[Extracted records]

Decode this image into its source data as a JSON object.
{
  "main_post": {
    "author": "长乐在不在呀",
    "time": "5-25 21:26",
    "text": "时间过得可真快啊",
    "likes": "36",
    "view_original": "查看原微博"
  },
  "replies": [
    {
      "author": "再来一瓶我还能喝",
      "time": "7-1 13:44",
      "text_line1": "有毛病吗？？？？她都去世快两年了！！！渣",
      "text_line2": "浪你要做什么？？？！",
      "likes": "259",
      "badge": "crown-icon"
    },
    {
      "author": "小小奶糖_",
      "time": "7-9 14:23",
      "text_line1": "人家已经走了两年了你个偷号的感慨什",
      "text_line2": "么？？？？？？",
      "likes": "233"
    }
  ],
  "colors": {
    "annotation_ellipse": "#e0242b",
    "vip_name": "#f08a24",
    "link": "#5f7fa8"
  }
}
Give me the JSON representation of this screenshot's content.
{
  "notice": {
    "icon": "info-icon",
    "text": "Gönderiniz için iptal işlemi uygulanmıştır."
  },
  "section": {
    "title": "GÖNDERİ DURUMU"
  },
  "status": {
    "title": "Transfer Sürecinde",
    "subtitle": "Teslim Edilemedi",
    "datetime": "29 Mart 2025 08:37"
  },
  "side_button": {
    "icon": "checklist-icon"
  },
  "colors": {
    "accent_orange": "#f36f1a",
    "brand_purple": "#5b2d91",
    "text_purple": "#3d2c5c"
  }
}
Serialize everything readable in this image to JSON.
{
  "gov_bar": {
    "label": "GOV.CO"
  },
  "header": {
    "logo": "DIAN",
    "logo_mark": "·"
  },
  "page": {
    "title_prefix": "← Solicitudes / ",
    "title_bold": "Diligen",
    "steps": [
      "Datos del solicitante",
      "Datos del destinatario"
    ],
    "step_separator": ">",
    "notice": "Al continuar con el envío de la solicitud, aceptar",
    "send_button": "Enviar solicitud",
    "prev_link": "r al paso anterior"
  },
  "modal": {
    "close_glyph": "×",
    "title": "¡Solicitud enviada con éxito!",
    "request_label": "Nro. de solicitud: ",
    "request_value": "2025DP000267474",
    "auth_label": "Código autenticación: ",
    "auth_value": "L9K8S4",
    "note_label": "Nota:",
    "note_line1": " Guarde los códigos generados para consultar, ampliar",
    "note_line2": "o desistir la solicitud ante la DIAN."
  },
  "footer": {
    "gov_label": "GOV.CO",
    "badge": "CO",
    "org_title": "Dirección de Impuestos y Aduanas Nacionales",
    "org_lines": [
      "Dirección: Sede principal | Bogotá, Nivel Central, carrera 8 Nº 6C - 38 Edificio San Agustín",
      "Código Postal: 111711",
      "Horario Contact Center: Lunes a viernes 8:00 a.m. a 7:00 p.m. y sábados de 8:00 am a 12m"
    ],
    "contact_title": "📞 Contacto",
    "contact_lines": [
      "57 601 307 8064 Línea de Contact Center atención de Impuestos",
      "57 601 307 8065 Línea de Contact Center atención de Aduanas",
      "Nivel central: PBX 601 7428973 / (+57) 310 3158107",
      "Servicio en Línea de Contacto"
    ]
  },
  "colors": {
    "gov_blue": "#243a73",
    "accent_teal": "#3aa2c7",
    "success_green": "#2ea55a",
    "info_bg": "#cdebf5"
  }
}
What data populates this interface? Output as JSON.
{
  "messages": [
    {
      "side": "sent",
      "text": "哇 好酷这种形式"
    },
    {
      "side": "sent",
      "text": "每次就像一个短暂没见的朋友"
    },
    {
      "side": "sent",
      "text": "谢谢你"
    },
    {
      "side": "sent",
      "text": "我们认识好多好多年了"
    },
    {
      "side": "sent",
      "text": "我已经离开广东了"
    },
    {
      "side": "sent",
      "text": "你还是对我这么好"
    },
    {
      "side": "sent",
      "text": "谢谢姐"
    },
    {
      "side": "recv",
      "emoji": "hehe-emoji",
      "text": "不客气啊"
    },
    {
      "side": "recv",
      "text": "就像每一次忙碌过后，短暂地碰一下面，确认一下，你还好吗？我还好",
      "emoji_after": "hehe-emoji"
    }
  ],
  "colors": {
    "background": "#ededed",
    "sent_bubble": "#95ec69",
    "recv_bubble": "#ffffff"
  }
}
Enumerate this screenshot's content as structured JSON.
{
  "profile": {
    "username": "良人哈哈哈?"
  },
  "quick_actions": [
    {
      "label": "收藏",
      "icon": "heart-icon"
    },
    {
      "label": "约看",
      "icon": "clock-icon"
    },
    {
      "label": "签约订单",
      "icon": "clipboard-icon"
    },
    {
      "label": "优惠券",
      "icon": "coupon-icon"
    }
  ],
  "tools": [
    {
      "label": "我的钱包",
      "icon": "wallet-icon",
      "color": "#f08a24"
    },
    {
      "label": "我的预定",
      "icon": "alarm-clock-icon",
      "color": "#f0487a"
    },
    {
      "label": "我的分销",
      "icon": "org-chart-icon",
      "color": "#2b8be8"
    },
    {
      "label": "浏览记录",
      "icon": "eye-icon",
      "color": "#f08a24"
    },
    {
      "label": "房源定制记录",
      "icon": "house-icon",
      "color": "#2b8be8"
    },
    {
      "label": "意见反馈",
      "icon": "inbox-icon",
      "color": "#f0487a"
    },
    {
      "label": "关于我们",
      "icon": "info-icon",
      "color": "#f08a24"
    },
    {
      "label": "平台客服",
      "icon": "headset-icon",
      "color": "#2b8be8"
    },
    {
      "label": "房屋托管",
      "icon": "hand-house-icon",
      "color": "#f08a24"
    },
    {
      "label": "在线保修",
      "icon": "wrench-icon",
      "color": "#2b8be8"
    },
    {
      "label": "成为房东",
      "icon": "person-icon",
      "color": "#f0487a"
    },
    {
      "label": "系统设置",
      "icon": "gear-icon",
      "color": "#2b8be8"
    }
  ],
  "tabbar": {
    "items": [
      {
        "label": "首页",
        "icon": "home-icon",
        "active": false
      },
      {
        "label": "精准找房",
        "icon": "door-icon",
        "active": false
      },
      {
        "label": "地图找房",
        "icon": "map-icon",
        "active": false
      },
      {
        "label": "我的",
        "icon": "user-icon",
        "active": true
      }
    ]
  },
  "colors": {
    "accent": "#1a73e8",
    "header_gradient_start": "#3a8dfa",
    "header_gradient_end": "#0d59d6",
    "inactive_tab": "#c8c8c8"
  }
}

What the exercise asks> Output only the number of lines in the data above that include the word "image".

Written reply> 2